TURKMENISTAN: Ex-KGB leads raid on Baptist church
Eight officers raided the Sunday morning worship service on 16 March in the unregistered Baptist church in the city of Balkanabad. A statement from the church reaching Forum 18 News Service reports that the officers were led by Kadyr Meredov, the local officer of the National Security Committee (NSC, the former KGB) responsible for controlling religious groups. "They accused us of holding an unapproved meeting and violating the law on religious cults," the church complained. "They banned us from meeting until we had registered our church with the justice authorities, and warned us that otherwise, a police officer would be present at each of our services." Forum 18 was unable to find out from NSC or procuracy officials why the church had been raided.
"They accused us of holding an unapproved meeting and violating the law on religious cults," the church complained in their 18 March statement. "They banned us from meeting until we had registered our church with the justice authorities, and warned us that otherwise, a police officer would be present at each of our services."
The officers drew up a document certifying that there had been an unapproved meeting and took the names, addresses and places of work of all those present, including children. It remains unclear if any of those who organised or attended the service will face charges under the code of administrative offences.
Because of the Novruz spring holiday, few officials were at their desks on 21 March. No-one answered the telephone at the city NSC. The duty officer at the regional NSC in Balkanabad rejected suggestions that NSC officers would have raided a church. "It cannot have been," the officer told Forum 18. "They could have been warned, but that wouldn't have happened inside a church, but maybe outside." Asked to give his name, the officer declared: "Why do you need my name? You know where you're ringing. We don't give names."
No-one answered the telephone on 21 March at the regional procuracy, but the duty official at the city procuracy, Bayram Bayramov, told Forum 18 that he knew nothing of the incident. Asked why the church had been raided if Turkmenistan's laws do not specifically forbid unregistered religious worship, he responded: "I don't know."
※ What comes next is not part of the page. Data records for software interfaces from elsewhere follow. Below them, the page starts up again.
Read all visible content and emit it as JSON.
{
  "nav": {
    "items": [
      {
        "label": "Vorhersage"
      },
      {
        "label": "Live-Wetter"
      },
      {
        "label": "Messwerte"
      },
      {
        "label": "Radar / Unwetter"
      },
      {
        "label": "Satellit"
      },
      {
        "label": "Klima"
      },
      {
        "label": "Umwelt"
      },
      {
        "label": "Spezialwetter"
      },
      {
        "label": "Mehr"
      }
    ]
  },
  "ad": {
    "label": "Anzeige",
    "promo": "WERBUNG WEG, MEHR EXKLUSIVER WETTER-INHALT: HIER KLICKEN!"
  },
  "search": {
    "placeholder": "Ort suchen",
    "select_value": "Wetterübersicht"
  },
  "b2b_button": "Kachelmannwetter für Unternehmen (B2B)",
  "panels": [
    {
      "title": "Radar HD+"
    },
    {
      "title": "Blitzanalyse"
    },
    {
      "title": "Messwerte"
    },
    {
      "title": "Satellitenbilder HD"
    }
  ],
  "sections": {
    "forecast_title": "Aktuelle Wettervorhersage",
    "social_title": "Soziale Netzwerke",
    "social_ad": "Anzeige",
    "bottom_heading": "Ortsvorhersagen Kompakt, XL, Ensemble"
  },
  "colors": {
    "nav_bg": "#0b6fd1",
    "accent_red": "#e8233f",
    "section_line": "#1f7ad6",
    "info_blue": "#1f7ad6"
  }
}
The Baptist congregation belongs to the International Council of Churches of Evangelical Christians/Baptists, which rejects registration on principle in all the former Soviet republics where it operates. Even had its congregations wished to register in Turkmenistan that would have been impossible: the highly restrictive religion law requires each individual religious community seeking registration to have 500 adult citizen members who live in one district of a city or one rural district. In addition, there is an unpublished ban on registering congregations of any faiths other than Sunni Muslim and Russian Orthodox.
Some believers have been imprisoned, while others have been forced either to hide in their own country or leave for exile abroad. Protestant Christians, Jehovah's Witnesses, Hare Krishna devotees, Baha'is, Jews and even the Armenian Apostolic Church have been denied any public religious activity (see F18News 17 March 2003).
17 March 2003
The clampdown launched in the wake of the apparent assassination attempt on President Saparmurad Niyazov last November will make life more difficult still for Turkmenistan's religious believers. As religious minorities – especially Protestant Christians and Jehovah's Witnesses – had already suffered the brunt of government pressure, it is difficult for their position to get any worse. Protestant Christians, Jehovah's Witnesses, Hare Krishna devotees, Baha'is, Jews and even the Armenian Apostolic Church had already been denied any public religious activity. With the Sunni Muslim community and the Russian Orthodox under tight state control, it seems that ordinary Orthodox believers are likely to suffer most from the latest crackdown.